=== Section Start ===

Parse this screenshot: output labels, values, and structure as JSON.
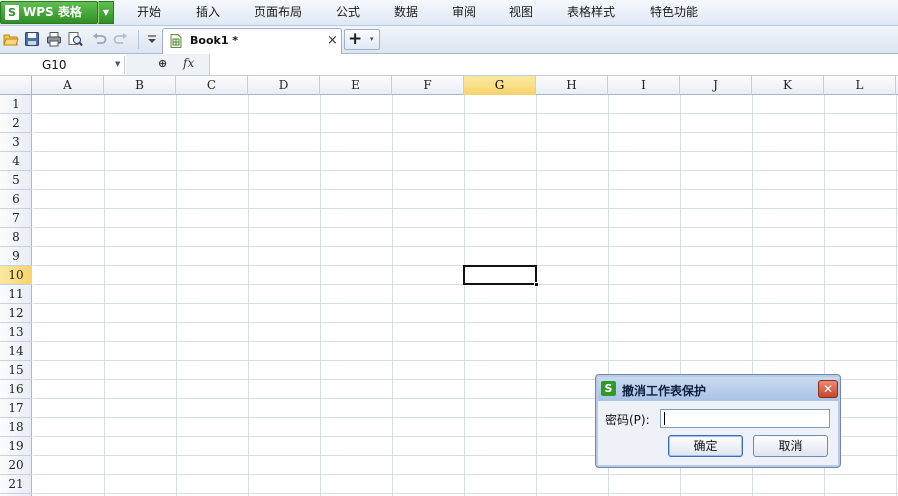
{
  "app": {
    "name": "WPS 表格",
    "logo_letter": "S"
  },
  "menu": {
    "items": [
      "开始",
      "插入",
      "页面布局",
      "公式",
      "数据",
      "审阅",
      "视图",
      "表格样式",
      "特色功能"
    ]
  },
  "toolbar": {
    "icons": [
      "open-folder-icon",
      "save-icon",
      "print-icon",
      "print-preview-icon",
      "undo-icon",
      "redo-icon",
      "customize-dropdown-icon"
    ]
  },
  "tabs": [
    {
      "label": "Book1 *",
      "close_glyph": "×",
      "active": true
    }
  ],
  "new_tab": {
    "glyph": "+",
    "dropdown_glyph": "▾"
  },
  "formula_bar": {
    "name_box": "G10",
    "zoom_glyph": "⊕",
    "fx_label": "fx",
    "formula": ""
  },
  "sheet": {
    "columns": [
      "A",
      "B",
      "C",
      "D",
      "E",
      "F",
      "G",
      "H",
      "I",
      "J",
      "K",
      "L"
    ],
    "rows": [
      "1",
      "2",
      "3",
      "4",
      "5",
      "6",
      "7",
      "8",
      "9",
      "10",
      "11",
      "12",
      "13",
      "14",
      "15",
      "16",
      "17",
      "18",
      "19",
      "20",
      "21"
    ],
    "active_cell": "G10",
    "active_column": "G",
    "active_row": "10",
    "header_highlight_color": "#f7d36a"
  },
  "dialog": {
    "title": "撤消工作表保护",
    "logo_letter": "S",
    "close_glyph": "✕",
    "password_label": "密码(P):",
    "password_value": "",
    "ok_label": "确定",
    "cancel_label": "取消"
  },
  "colors": {
    "app_button": "#2f8f27",
    "grid_line": "#d8dde5",
    "dialog_title": "#a9c3e6"
  }
}
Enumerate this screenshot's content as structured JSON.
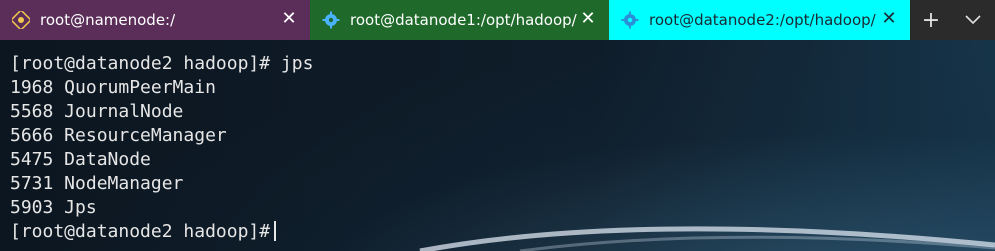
{
  "tabs": [
    {
      "label": "root@namenode:/",
      "icon": "linux-penguin-icon",
      "color": "#5b2e5a"
    },
    {
      "label": "root@datanode1:/opt/hadoop/",
      "icon": "gear-icon",
      "color": "#1f6a2a"
    },
    {
      "label": "root@datanode2:/opt/hadoop/",
      "icon": "gear-icon",
      "color": "#00ffff"
    }
  ],
  "tabbar": {
    "new_tab": "+",
    "dropdown": "⌄",
    "close": "✕"
  },
  "terminal": {
    "lines": [
      "[root@datanode2 hadoop]# jps",
      "1968 QuorumPeerMain",
      "5568 JournalNode",
      "5666 ResourceManager",
      "5475 DataNode",
      "5731 NodeManager",
      "5903 Jps",
      "[root@datanode2 hadoop]#"
    ]
  }
}
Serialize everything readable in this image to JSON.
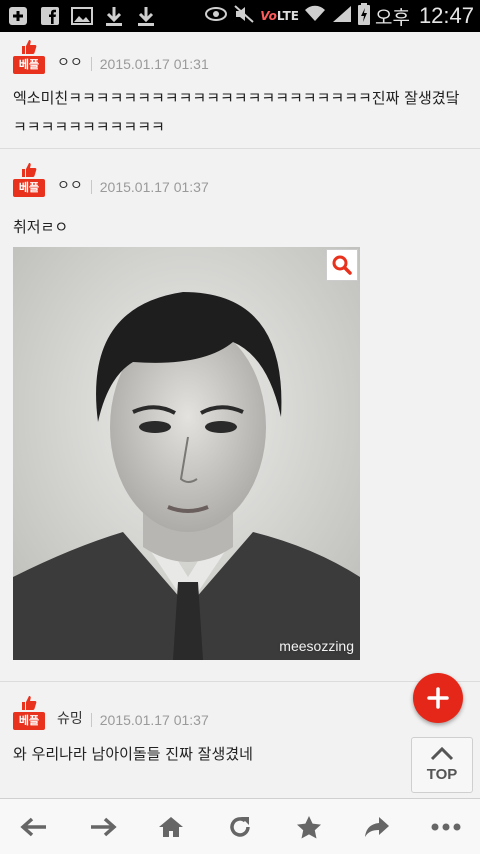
{
  "statusbar": {
    "volte": "Vo",
    "lte": "LTE",
    "ampm": "오후",
    "time": "12:47"
  },
  "comments": [
    {
      "badge": "베플",
      "author": "ㅇㅇ",
      "date": "2015.01.17 01:31",
      "text": "엑소미친ㅋㅋㅋㅋㅋㅋㅋㅋㅋㅋㅋㅋㅋㅋㅋㅋㅋㅋㅋㅋㅋㅋ진짜 잘생겼닼ㅋㅋㅋㅋㅋㅋㅋㅋㅋㅋㅋ"
    },
    {
      "badge": "베플",
      "author": "ㅇㅇ",
      "date": "2015.01.17 01:37",
      "text": "취저ㄹㅇ",
      "image_watermark": "meesozzing"
    },
    {
      "badge": "베플",
      "author": "슈밍",
      "date": "2015.01.17 01:37",
      "text": "와 우리나라 남아이돌들 진짜 잘생겼네"
    }
  ],
  "top_button": {
    "label": "TOP"
  },
  "colors": {
    "accent": "#e8321d",
    "fab": "#e52719"
  },
  "icons": {
    "statusbar_left": [
      "add-box-icon",
      "facebook-icon",
      "image-icon",
      "download-icon",
      "download-icon"
    ],
    "statusbar_right": [
      "eye-icon",
      "mute-icon",
      "wifi-icon",
      "signal-icon",
      "battery-icon"
    ],
    "bottom_nav": [
      "back-icon",
      "forward-icon",
      "home-icon",
      "refresh-icon",
      "star-icon",
      "share-icon",
      "more-icon"
    ]
  }
}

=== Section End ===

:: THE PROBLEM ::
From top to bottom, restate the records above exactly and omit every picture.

:: SOLUTION TO THIS PROBLEM ::
Parse this screenshot: output labels, values, and structure as JSON.
{
  "app": {
    "name": "WPS 表格",
    "logo_letter": "S"
  },
  "menu": {
    "items": [
      "开始",
      "插入",
      "页面布局",
      "公式",
      "数据",
      "审阅",
      "视图",
      "表格样式",
      "特色功能"
    ]
  },
  "toolbar": {
    "icons": [
      "open-folder-icon",
      "save-icon",
      "print-icon",
      "print-preview-icon",
      "undo-icon",
      "redo-icon",
      "customize-dropdown-icon"
    ]
  },
  "tabs": [
    {
      "label": "Book1 *",
      "close_glyph": "×",
      "active": true
    }
  ],
  "new_tab": {
    "glyph": "+",
    "dropdown_glyph": "▾"
  },
  "formula_bar": {
    "name_box": "G10",
    "zoom_glyph": "⊕",
    "fx_label": "fx",
    "formula": ""
  },
  "sheet": {
    "columns": [
      "A",
      "B",
      "C",
      "D",
      "E",
      "F",
      "G",
      "H",
      "I",
      "J",
      "K",
      "L"
    ],
    "rows": [
      "1",
      "2",
      "3",
      "4",
      "5",
      "6",
      "7",
      "8",
      "9",
      "10",
      "11",
      "12",
      "13",
      "14",
      "15",
      "16",
      "17",
      "18",
      "19",
      "20",
      "21"
    ],
    "active_cell": "G10",
    "active_column": "G",
    "active_row": "10",
    "header_highlight_color": "#f7d36a"
  },
  "dialog": {
    "title": "撤消工作表保护",
    "logo_letter": "S",
    "close_glyph": "✕",
    "password_label": "密码(P):",
    "password_value": "",
    "ok_label": "确定",
    "cancel_label": "取消"
  },
  "colors": {
    "app_button": "#2f8f27",
    "grid_line": "#d8dde5",
    "dialog_title": "#a9c3e6"
  }
}
Enumerate this screenshot's content as structured JSON.
{
  "tabs": [
    {
      "label": "root@namenode:/",
      "icon": "linux-penguin-icon",
      "color": "#5b2e5a"
    },
    {
      "label": "root@datanode1:/opt/hadoop/",
      "icon": "gear-icon",
      "color": "#1f6a2a"
    },
    {
      "label": "root@datanode2:/opt/hadoop/",
      "icon": "gear-icon",
      "color": "#00ffff"
    }
  ],
  "tabbar": {
    "new_tab": "+",
    "dropdown": "⌄",
    "close": "✕"
  },
  "terminal": {
    "lines": [
      "[root@datanode2 hadoop]# jps",
      "1968 QuorumPeerMain",
      "5568 JournalNode",
      "5666 ResourceManager",
      "5475 DataNode",
      "5731 NodeManager",
      "5903 Jps",
      "[root@datanode2 hadoop]#"
    ]
  }
}
Serialize everything readable in this image to JSON.
{
  "statusbar": {
    "volte": "Vo",
    "lte": "LTE",
    "ampm": "오후",
    "time": "12:47"
  },
  "comments": [
    {
      "badge": "베플",
      "author": "ㅇㅇ",
      "date": "2015.01.17 01:31",
      "text": "엑소미친ㅋㅋㅋㅋㅋㅋㅋㅋㅋㅋㅋㅋㅋㅋㅋㅋㅋㅋㅋㅋㅋㅋ진짜 잘생겼닼ㅋㅋㅋㅋㅋㅋㅋㅋㅋㅋㅋ"
    },
    {
      "badge": "베플",
      "author": "ㅇㅇ",
      "date": "2015.01.17 01:37",
      "text": "취저ㄹㅇ",
      "image_watermark": "meesozzing"
    },
    {
      "badge": "베플",
      "author": "슈밍",
      "date": "2015.01.17 01:37",
      "text": "와 우리나라 남아이돌들 진짜 잘생겼네"
    }
  ],
  "top_button": {
    "label": "TOP"
  },
  "colors": {
    "accent": "#e8321d",
    "fab": "#e52719"
  },
  "icons": {
    "statusbar_left": [
      "add-box-icon",
      "facebook-icon",
      "image-icon",
      "download-icon",
      "download-icon"
    ],
    "statusbar_right": [
      "eye-icon",
      "mute-icon",
      "wifi-icon",
      "signal-icon",
      "battery-icon"
    ],
    "bottom_nav": [
      "back-icon",
      "forward-icon",
      "home-icon",
      "refresh-icon",
      "star-icon",
      "share-icon",
      "more-icon"
    ]
  }
}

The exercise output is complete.